It's axiomatic that conflict is at the heart of good fiction. Nevertheless, (leaving aside romance, which has its own set of rules) I think torturing every character may be a mistake. If every character in every story you write has a heartwrenching backstory, if every story ends with someone losing their heart's desire or their lifelong dream, does that not in itself dilute the tension? If you know, going into a novel, that the author--however gifted she might be, and French is seriously gifted--is always going to take you down the darkest, unhappiest path she can find, will you want to go on turning pages?
There is an inevitability that informs romance novels. Nora Roberts has said that the answer at the end of a romance novel is always "Yes!" For some readers, this is what they yearn for.
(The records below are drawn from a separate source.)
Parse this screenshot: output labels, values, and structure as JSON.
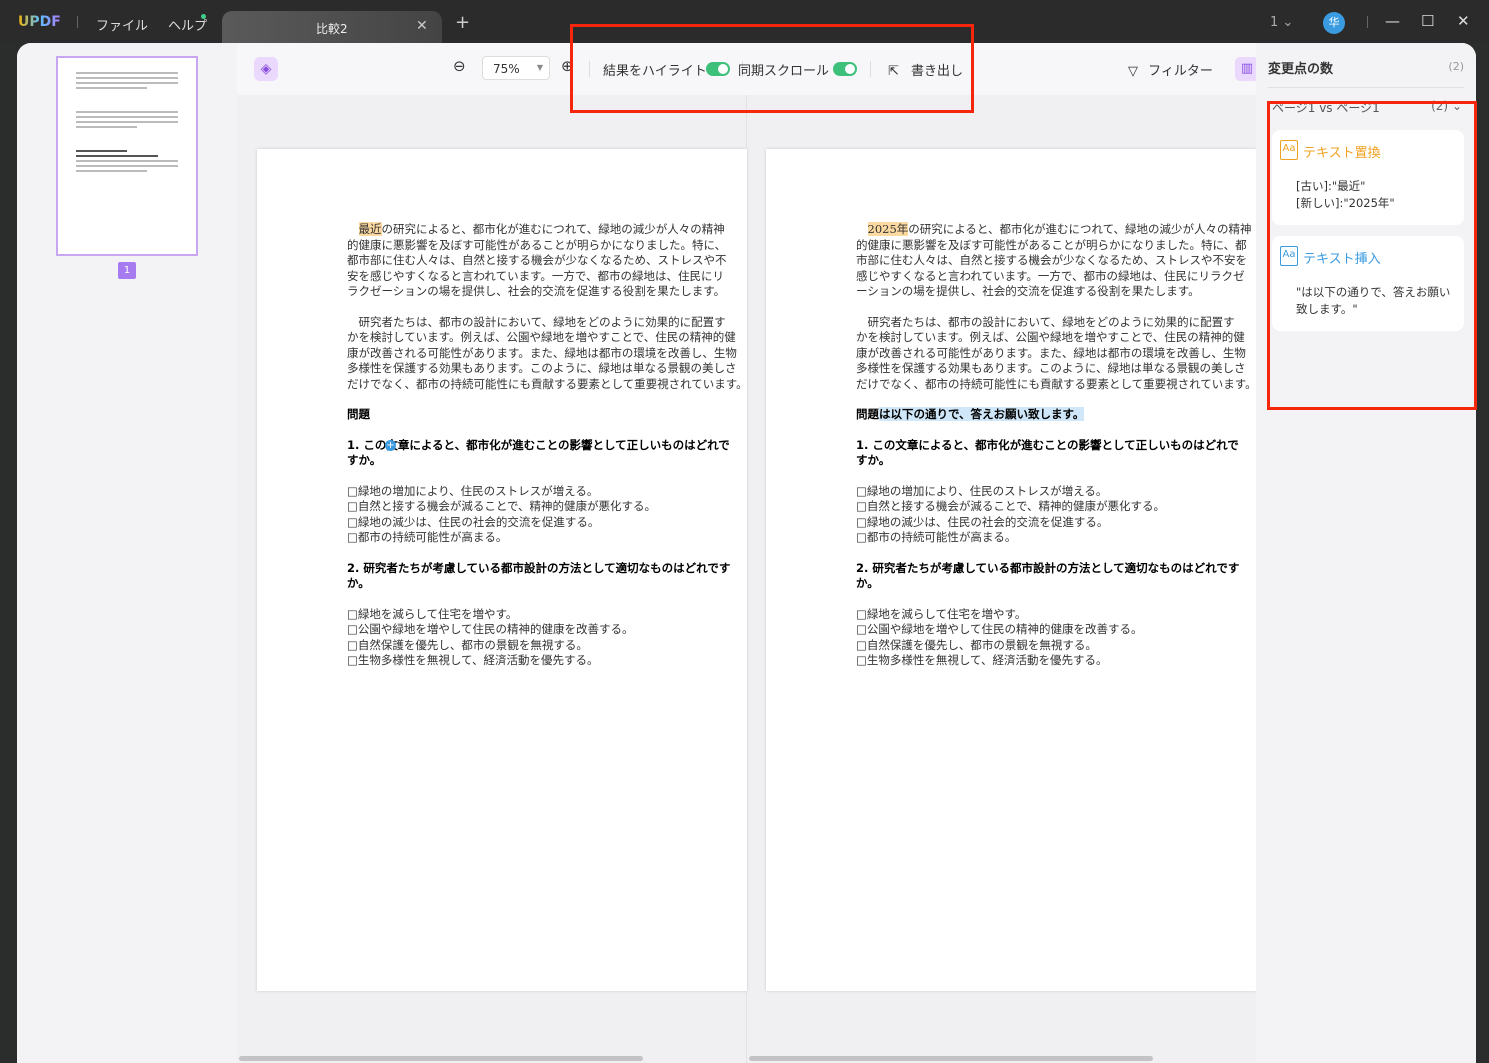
{
  "app": {
    "logo": "UPDF",
    "menu": [
      "ファイル",
      "ヘルプ"
    ],
    "tab_title": "比較2",
    "page_indicator": "1",
    "avatar_initial": "华"
  },
  "toolbar": {
    "zoom": "75%",
    "highlight_label": "結果をハイライト",
    "highlight_on": true,
    "sync_scroll_label": "同期スクロール",
    "sync_scroll_on": true,
    "export_label": "書き出し",
    "filter_label": "フィルター"
  },
  "thumbnails": {
    "page_number": "1"
  },
  "left_doc": {
    "para1": [
      "最近",
      "の研究によると、都市化が進むにつれて、緑地の減少が人々の精神",
      "的健康に悪影響を及ぼす可能性があることが明らかになりました。特に、",
      "都市部に住む人々は、自然と接する機会が少なくなるため、ストレスや不",
      "安を感じやすくなると言われています。一方で、都市の緑地は、住民にリ",
      "ラクゼーションの場を提供し、社会的交流を促進する役割を果たします。"
    ],
    "heading": "問題"
  },
  "right_doc": {
    "para1": [
      "2025年",
      "の研究によると、都市化が進むにつれて、緑地の減少が人々の精神",
      "的健康に悪影響を及ぼす可能性があることが明らかになりました。特に、都",
      "市部に住む人々は、自然と接する機会が少なくなるため、ストレスや不安を",
      "感じやすくなると言われています。一方で、都市の緑地は、住民にリラクゼ",
      "ーションの場を提供し、社会的交流を促進する役割を果たします。"
    ],
    "heading": "問題",
    "heading_insert": "は以下の通りで、答えお願い致します。"
  },
  "common": {
    "para2": [
      "　研究者たちは、都市の設計において、緑地をどのように効果的に配置す",
      "かを検討しています。例えば、公園や緑地を増やすことで、住民の精神的健",
      "康が改善される可能性があります。また、緑地は都市の環境を改善し、生物",
      "多様性を保護する効果もあります。このように、緑地は単なる景観の美しさ",
      "だけでなく、都市の持続可能性にも貢献する要素として重要視されています。"
    ],
    "q1": [
      "1.  この文章によると、都市化が進むことの影響として正しいものはどれで",
      "すか。"
    ],
    "q1_options": [
      "□緑地の増加により、住民のストレスが増える。",
      "□自然と接する機会が減ることで、精神的健康が悪化する。",
      "□緑地の減少は、住民の社会的交流を促進する。",
      "□都市の持続可能性が高まる。"
    ],
    "q2": [
      "2.  研究者たちが考慮している都市設計の方法として適切なものはどれです",
      "か。"
    ],
    "q2_options": [
      "□緑地を減らして住宅を増やす。",
      "□公園や緑地を増やして住民の精神的健康を改善する。",
      "□自然保護を優先し、都市の景観を無視する。",
      "□生物多様性を無視して、経済活動を優先する。"
    ]
  },
  "changes": {
    "title": "変更点の数",
    "count": "(2)",
    "section": "ページ1 vs ページ1",
    "section_count": "(2)",
    "items": [
      {
        "type": "テキスト置換",
        "color": "#f0a020",
        "lines": [
          "[古い]:\"最近\"",
          "[新しい]:\"2025年\""
        ]
      },
      {
        "type": "テキスト挿入",
        "color": "#3a9be0",
        "lines": [
          "\"は以下の通りで、答えお願い",
          "致します。\""
        ]
      }
    ]
  },
  "colors": {
    "accent": "#a77bf0",
    "toggle": "#3cc07a",
    "annotation": "#f5260b"
  }
}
For others, that inevitability means a total lack of tension, and thus a lack of compelling interest. Can we non-romance writers err in the opposite direction from Roberts's "Yes"? I think it's possible.
One of the best questions I was ever asked came from a middle-schooler. He said, "Aren't there any stories where there aren't any problems?" It was a great intro to my usual presentation about conflict. I toss off my statement, "The story starts where the trouble starts," automatically. I think, though, that a writer can be too obvious in the development of conflict. There are people in the world who are interesting even though they're happy. And even unhappy characters--like the people they represent--can find resolution, healing, fulfillment. They can find futures.
I think our readers should turn the pages of our stories with an impatience to find out whether the characters they've become attached to and invested in will be in the lucky group or the unlucky group. Nothing wrong with a good tragedy, and I've done tragedies! But I hope neither the tragic ending nor the happy resolution will be predictable.